FAA’s maintenance enforcement has declined since 2014, according to report by Sen. Schumer’s office

The FAA issued an “emergency airworthiness directive” for about 352 U.S. engines.

Senate Minority Leader Charles Schumer on Sunday criticized the Federal Aviation Administration for what he called steadily declining maintenance enforcement over the past several years.

Schumer, whose office combed through four years of data from the FAA, said there has been a decline in maintenance enforcement since at least 2014, and questioned whether the agency is meeting enforcement and oversight mandates. He called on the FAA to explain the findings.

“Since at least 2014, it would appear the FAA has been in a nose-dive on safety and that simply cannot fly,” Schumer (D-N.Y.) said in a statement. “We know flying in America is extremely safe, and much of the safety and security we feel in the skies is because of the federal government leading the charge and demanding safety be priority number one. But, there are also times when that culture of safety the FAA has championed comes into question, and that is where we are today, asking hard questions spurred by data and a number of recent incidents and reports.”

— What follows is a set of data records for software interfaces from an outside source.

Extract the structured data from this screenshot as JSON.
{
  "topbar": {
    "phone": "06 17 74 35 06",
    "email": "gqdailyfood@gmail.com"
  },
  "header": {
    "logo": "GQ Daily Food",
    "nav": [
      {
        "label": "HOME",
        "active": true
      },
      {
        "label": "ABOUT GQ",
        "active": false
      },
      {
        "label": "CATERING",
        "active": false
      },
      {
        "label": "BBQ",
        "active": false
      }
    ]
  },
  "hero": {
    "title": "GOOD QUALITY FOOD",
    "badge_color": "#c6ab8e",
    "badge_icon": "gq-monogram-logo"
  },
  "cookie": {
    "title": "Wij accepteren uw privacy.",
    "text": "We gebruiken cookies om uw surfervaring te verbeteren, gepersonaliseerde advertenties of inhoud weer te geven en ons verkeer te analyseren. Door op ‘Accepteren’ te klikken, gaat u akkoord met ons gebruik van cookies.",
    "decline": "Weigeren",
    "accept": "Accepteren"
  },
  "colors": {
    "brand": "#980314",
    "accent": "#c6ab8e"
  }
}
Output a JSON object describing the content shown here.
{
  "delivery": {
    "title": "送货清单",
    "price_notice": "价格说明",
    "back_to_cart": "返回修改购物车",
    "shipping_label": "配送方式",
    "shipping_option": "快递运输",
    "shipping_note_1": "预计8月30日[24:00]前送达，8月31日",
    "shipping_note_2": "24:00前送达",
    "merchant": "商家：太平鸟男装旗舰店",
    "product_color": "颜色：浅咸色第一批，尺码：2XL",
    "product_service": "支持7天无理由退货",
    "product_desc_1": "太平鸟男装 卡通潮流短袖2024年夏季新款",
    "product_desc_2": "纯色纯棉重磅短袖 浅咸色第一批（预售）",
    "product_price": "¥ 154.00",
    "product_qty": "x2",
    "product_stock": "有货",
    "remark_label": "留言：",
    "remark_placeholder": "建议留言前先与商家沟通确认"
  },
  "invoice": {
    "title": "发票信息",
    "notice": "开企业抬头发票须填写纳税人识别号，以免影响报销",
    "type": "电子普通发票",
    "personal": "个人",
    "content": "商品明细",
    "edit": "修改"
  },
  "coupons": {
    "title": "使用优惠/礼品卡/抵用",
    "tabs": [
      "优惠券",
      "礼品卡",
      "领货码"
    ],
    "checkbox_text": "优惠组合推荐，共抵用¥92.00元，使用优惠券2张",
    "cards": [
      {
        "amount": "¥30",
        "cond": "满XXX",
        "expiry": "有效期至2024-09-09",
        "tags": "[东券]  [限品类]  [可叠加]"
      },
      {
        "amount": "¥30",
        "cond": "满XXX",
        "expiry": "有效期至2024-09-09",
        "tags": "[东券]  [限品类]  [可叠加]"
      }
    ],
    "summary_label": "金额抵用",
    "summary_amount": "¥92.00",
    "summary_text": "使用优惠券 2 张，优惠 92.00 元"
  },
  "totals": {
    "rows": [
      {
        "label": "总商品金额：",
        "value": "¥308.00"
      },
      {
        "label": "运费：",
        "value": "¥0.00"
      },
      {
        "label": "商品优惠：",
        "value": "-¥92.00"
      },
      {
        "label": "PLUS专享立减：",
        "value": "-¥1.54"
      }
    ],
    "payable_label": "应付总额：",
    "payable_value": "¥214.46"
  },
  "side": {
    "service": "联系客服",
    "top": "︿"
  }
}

His audit came less than a week after the engine on a Southwest LaGuardia-to-Dallas flight exploded mid-air, killing one passenger and forcing an emergency landing in Philadelphia. Investigators have said the engine showed signs of metal fatigue where the fan blade broke off.

Schumer said the agency needs to take a more proactive approach to addressing problems, rather than waiting for a tragedy to occur. According to Schumer’s office, the FAA filed enforcement actions related to maintenance issues only 28 times, a 73.3 percent decrease since 2014, when the agency filed 105 maintenance-related enforcement actions.

A representative for the FAA did not immediately respond to a request for comment.

According to the FAA’s website, the agency issued an “emergency airworthiness directive” on Friday that requires inspections of fan blades on CFM56-7B engines with more than 30,000 cycles within 20 days. According to the FAA, the engine manufacturer estimates the directive affects 352 engines in the U.S. and 681 worldwide.

“The bottom line is that we need to let FAA inspections on airplane maintenance clear the runway, and we need to release the data we collect so the public and safety experts are well aware of any airlines potentially skimping on public and aviation safety,” Schumer said.

Alison Fox